As a multi-track audio recorder and mixer, Garageband is very good, but also very limited, and the target user is the Mac user with limited requirements. That explains why Apple has not done much to improve or add features to Garageband beyond the basics.
For Mac users who need a little more than Garageband can provide, especially with audio editing, audio file conversions, and prefers an approachable user interface, there’s Sound Studio. In one version or another, Sound Studio has been around for years and I’ve purchased at least three versions spanning both 20th and 21st centuries.
The interface is standard for audio apps, and the price modest, relative to the package of features, which includes effects and filters, and file format conversions. Audio recording and editing is straightforward, but provides easier sound wave editing than Garageband.
Tools and features are easy to find. Transport controls are on the bottom, volume meters on the left side (stereo) and editing controls and options are on the top in the toolbar.

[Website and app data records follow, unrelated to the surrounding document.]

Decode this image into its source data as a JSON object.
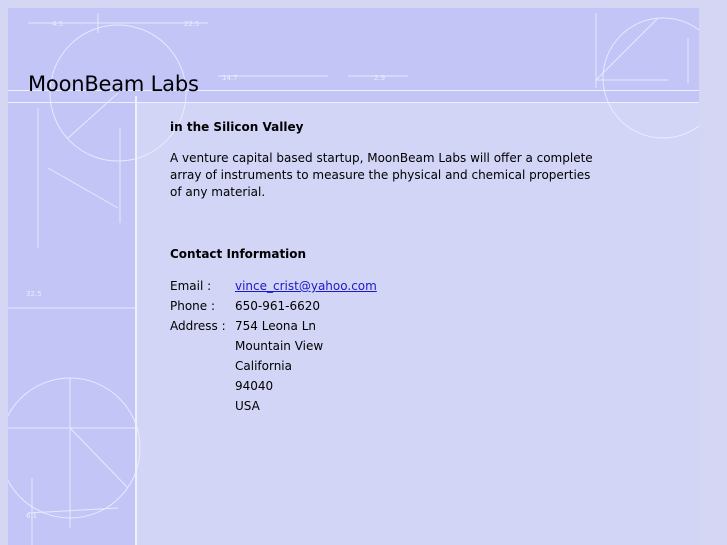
{
  "header": {
    "site_title": "MoonBeam Labs"
  },
  "intro": {
    "heading": "in the Silicon Valley",
    "text": "A venture capital based startup, MoonBeam Labs will offer a complete array of instruments to measure the physical and chemical properties of any material."
  },
  "contact": {
    "heading": "Contact Information",
    "email_label": "Email :",
    "email": "vince_crist@yahoo.com",
    "phone_label": "Phone :",
    "phone": "650-961-6620",
    "address_label": "Address :",
    "address": [
      "754 Leona Ln",
      "Mountain View",
      "California",
      "94040",
      "USA"
    ]
  },
  "decor": {
    "labels": [
      "4.5",
      "22.5",
      "14.7",
      "2.9",
      "32.5",
      "6.1"
    ],
    "colors": {
      "background": "#d2d5f5",
      "band": "#c3c5f7",
      "lines": "#eef0ff",
      "link": "#1a1acc"
    }
  }
}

The list of audio file formats that can be saved in Sound Studio is extensive. There’s the basic AIFF, AIFF-C, Wave, MPEG-4 AAC, Ogg Vorbis, NeXT Sun, Flac, CAF, and Apple Lossless. A few dozen effects and filters are built in to Sound Studio, including fade, normalize, compressor, expander, noise gate, amplify, volume, reverse audio, reverb, graphic EQ, and many others.
Considering the nominal price tag, Sound Studio is packed with capability. It runs AudioUnit plugins and comes with support for AppleScript and Automator. It records and plays back on two channels and multiple tracks but the number of tracks is limited only by your Mac’s CPU and memory.
Editing audio tracks is far easier in Sound Studio than in Garageband and options are much easier to find and use. That makes it good for recording and editing podcasts, music sessions, audio interviews, with plenty of options to reduce noise and sweeten the audio with EQ and plugins.
Unlike Garageband, however, Sound Studio doesn’t directly open movie files so you can sweeten the audio, doesn’t support Windows Media Audio files (a dying breed), and there is a problem with MP3 files on OS X El Capitan (work arounds are effective on older versions of OS X).
As useful as Sound Studio can be, I have two other favorites. The first is Twisted Wave which has similar features but a heftier price tag, but it also has iPhone and iPad versions. For simple and straightforward audio recording and editing I’ve used Amadeus Pro for many years, and neither of those apps have the same MP3 problems found in Sound Studio.